Find every line in the records below that holds the word "icon" and copy it.
##### Task material
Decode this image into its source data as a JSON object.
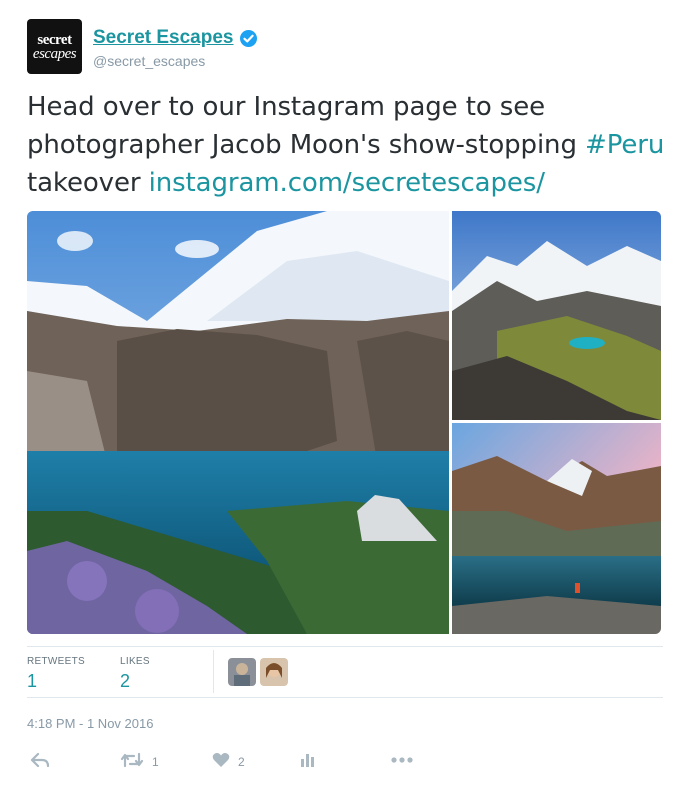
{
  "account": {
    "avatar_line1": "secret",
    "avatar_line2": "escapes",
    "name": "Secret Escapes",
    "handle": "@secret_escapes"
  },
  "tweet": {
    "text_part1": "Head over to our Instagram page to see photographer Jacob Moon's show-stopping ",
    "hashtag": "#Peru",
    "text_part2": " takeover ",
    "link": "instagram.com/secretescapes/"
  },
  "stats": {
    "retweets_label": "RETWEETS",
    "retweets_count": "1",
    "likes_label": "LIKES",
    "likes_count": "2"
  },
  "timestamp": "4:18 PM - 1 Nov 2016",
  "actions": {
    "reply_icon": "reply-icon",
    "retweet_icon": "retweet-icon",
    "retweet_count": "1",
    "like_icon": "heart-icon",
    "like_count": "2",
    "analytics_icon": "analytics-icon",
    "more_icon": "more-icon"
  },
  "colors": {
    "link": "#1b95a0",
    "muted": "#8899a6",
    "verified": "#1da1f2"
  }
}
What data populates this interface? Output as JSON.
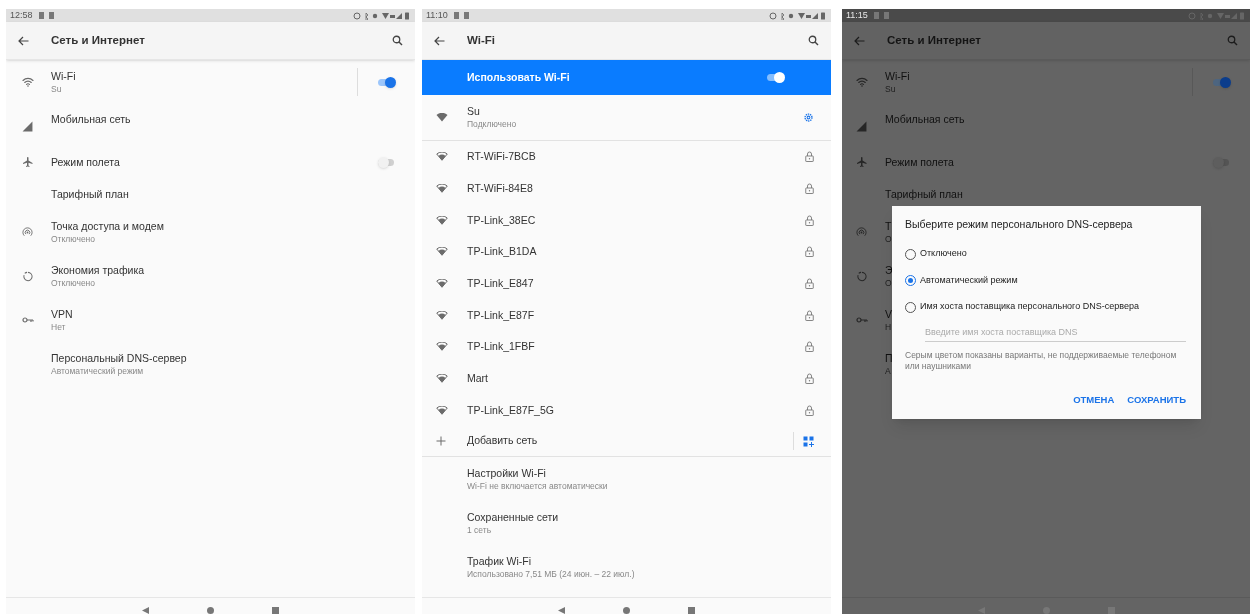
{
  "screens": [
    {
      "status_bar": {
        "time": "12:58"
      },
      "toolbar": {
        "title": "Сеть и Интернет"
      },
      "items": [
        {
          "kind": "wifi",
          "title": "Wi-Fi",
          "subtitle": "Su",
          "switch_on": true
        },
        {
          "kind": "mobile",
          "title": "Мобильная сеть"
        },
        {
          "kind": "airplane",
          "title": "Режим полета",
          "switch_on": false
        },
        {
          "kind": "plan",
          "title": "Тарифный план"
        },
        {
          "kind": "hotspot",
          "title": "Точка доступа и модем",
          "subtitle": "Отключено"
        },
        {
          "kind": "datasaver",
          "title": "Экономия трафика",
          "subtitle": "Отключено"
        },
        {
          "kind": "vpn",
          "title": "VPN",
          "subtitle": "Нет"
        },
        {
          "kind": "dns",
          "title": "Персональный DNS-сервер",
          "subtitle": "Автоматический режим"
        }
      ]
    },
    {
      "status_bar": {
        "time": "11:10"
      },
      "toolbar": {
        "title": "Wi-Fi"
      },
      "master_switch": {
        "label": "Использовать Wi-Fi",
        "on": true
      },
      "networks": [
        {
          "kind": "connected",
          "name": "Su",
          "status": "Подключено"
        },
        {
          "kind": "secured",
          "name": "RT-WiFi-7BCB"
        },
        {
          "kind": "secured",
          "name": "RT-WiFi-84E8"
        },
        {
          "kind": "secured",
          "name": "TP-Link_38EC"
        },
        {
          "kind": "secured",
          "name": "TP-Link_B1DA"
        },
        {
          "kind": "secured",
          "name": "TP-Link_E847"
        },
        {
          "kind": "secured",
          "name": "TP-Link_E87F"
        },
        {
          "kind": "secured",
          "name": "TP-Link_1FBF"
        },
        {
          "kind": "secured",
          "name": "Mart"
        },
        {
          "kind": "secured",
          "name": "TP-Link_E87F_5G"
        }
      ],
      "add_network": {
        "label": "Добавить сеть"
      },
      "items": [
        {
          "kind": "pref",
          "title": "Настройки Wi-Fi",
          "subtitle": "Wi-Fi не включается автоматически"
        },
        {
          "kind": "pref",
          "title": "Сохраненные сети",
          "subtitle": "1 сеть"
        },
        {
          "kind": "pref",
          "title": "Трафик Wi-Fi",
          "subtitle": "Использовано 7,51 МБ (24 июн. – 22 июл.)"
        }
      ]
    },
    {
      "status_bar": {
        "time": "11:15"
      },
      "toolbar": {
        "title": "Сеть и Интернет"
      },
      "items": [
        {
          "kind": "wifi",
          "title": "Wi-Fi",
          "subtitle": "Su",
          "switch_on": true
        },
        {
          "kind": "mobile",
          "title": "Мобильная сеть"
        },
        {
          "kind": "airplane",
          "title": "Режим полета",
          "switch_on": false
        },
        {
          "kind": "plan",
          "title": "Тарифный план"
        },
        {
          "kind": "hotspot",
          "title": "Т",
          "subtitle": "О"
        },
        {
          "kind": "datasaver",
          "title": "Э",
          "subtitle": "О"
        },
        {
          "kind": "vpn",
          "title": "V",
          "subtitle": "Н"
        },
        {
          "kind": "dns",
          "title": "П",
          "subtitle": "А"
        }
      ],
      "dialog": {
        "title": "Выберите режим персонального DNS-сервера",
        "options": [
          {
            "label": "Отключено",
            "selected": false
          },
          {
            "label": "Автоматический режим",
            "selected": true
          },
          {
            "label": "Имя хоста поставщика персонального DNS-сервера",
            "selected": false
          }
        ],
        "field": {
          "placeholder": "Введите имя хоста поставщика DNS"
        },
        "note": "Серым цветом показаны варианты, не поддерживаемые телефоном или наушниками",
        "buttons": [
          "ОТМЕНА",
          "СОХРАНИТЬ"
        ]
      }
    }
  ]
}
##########
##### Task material
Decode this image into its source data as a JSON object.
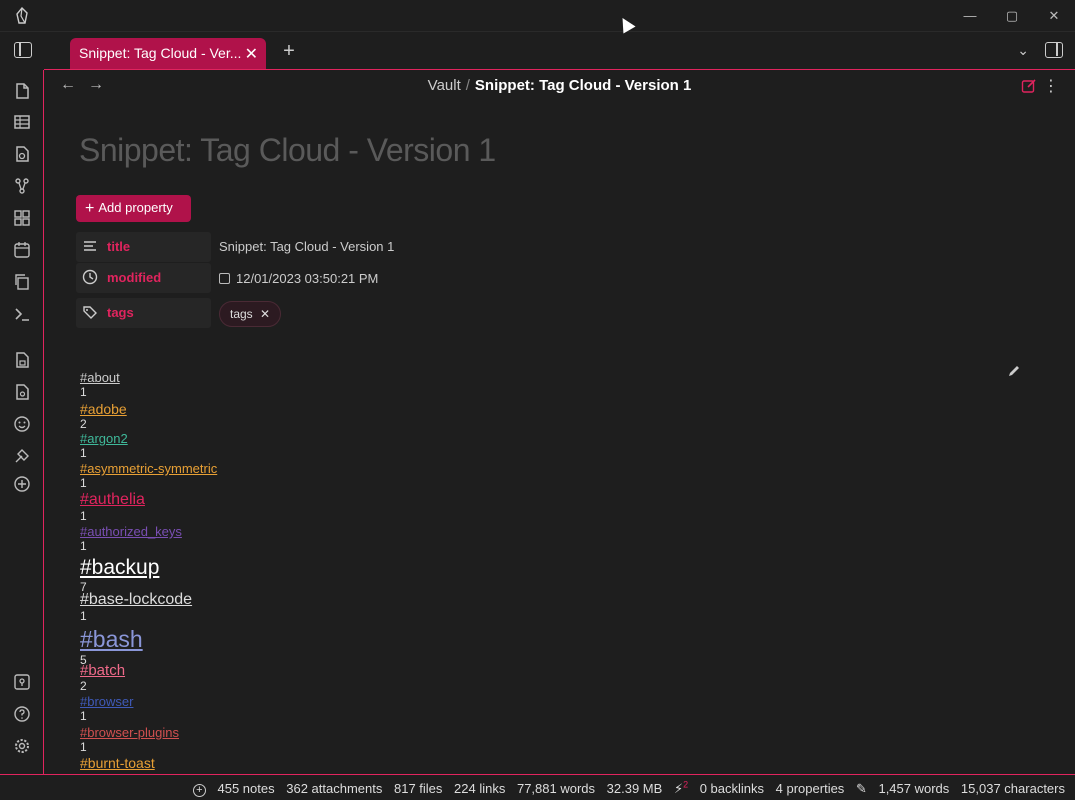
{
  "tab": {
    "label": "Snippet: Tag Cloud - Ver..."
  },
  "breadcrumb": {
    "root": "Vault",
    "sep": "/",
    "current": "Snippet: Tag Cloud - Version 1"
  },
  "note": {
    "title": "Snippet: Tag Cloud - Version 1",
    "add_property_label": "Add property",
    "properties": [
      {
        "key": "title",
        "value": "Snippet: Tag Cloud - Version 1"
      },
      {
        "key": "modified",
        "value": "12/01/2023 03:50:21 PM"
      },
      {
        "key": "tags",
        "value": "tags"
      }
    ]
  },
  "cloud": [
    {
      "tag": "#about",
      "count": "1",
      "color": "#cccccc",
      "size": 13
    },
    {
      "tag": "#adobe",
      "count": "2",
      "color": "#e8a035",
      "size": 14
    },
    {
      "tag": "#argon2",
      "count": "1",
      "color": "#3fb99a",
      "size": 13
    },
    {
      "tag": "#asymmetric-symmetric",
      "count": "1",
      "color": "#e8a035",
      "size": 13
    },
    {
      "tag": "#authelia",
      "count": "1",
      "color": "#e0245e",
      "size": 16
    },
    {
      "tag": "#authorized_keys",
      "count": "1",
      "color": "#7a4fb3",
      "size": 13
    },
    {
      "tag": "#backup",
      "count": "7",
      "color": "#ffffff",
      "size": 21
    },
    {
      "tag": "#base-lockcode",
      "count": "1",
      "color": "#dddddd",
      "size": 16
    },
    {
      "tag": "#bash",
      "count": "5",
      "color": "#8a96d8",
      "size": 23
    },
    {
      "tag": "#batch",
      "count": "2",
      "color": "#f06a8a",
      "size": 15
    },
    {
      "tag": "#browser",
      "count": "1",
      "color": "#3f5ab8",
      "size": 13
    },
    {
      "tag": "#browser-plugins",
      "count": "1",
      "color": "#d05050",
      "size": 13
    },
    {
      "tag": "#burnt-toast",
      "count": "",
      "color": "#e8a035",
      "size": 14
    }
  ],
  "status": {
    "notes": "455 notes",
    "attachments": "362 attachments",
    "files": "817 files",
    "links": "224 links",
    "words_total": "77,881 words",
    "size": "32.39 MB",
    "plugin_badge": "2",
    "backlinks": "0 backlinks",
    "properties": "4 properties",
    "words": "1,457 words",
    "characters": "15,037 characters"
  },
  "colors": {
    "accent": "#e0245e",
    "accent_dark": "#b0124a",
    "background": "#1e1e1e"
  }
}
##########
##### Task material
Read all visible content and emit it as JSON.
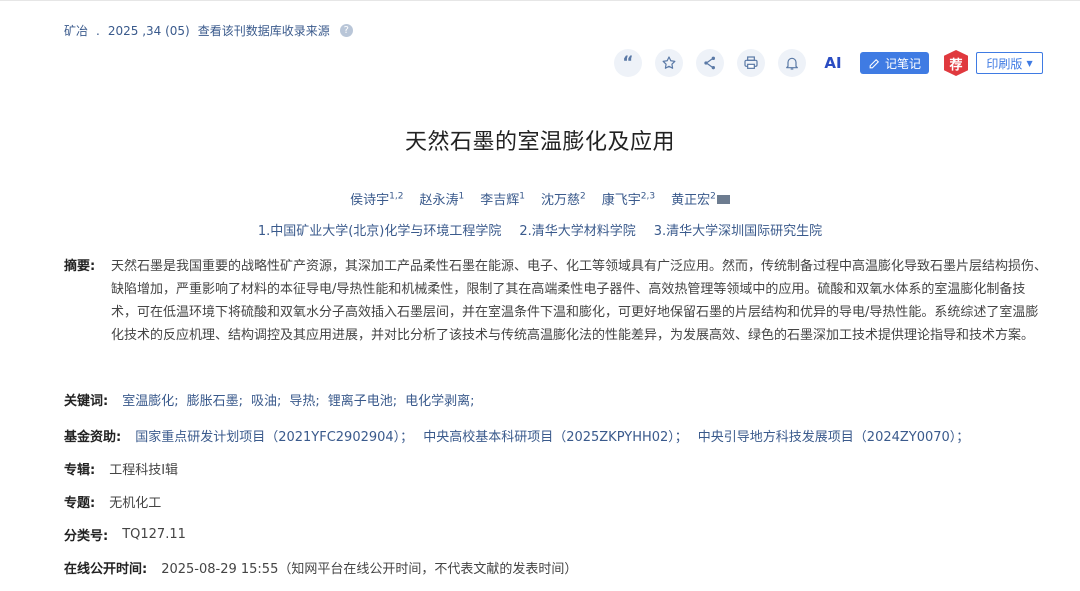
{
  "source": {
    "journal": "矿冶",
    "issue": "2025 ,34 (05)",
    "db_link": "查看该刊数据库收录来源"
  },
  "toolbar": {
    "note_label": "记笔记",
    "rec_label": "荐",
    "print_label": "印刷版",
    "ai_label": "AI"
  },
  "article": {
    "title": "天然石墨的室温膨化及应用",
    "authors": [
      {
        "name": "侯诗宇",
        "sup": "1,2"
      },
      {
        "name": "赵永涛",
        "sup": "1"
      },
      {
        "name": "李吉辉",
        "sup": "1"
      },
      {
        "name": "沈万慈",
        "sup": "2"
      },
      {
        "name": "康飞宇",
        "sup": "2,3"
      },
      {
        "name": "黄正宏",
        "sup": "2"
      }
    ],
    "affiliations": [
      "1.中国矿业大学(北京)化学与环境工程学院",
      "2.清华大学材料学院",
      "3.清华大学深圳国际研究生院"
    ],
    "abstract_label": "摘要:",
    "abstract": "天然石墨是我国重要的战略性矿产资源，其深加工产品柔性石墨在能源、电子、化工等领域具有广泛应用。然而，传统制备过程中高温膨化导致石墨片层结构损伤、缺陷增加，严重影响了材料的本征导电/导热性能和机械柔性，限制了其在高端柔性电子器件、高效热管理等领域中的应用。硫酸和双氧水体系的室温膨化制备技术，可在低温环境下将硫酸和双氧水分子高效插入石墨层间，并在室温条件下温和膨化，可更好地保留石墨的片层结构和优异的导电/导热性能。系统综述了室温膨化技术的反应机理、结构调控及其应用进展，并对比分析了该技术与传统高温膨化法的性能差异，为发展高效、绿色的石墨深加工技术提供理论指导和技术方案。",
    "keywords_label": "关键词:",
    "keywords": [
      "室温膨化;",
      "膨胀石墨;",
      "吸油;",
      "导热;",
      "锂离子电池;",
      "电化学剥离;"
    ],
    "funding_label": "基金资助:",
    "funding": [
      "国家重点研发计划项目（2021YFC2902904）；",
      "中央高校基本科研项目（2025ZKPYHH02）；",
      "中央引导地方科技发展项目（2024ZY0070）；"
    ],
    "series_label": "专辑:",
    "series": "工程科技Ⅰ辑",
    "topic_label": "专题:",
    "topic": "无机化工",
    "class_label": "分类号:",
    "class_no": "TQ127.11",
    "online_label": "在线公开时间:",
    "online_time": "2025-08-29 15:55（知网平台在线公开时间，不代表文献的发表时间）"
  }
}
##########
*Result of the exercise*:
    "reply_icon": "reply-icon",
    "retweet_icon": "retweet-icon",
    "like_icon": "heart-icon",
    "analytics_icon": "analytics-icon",
    "more_icon": "more-icon"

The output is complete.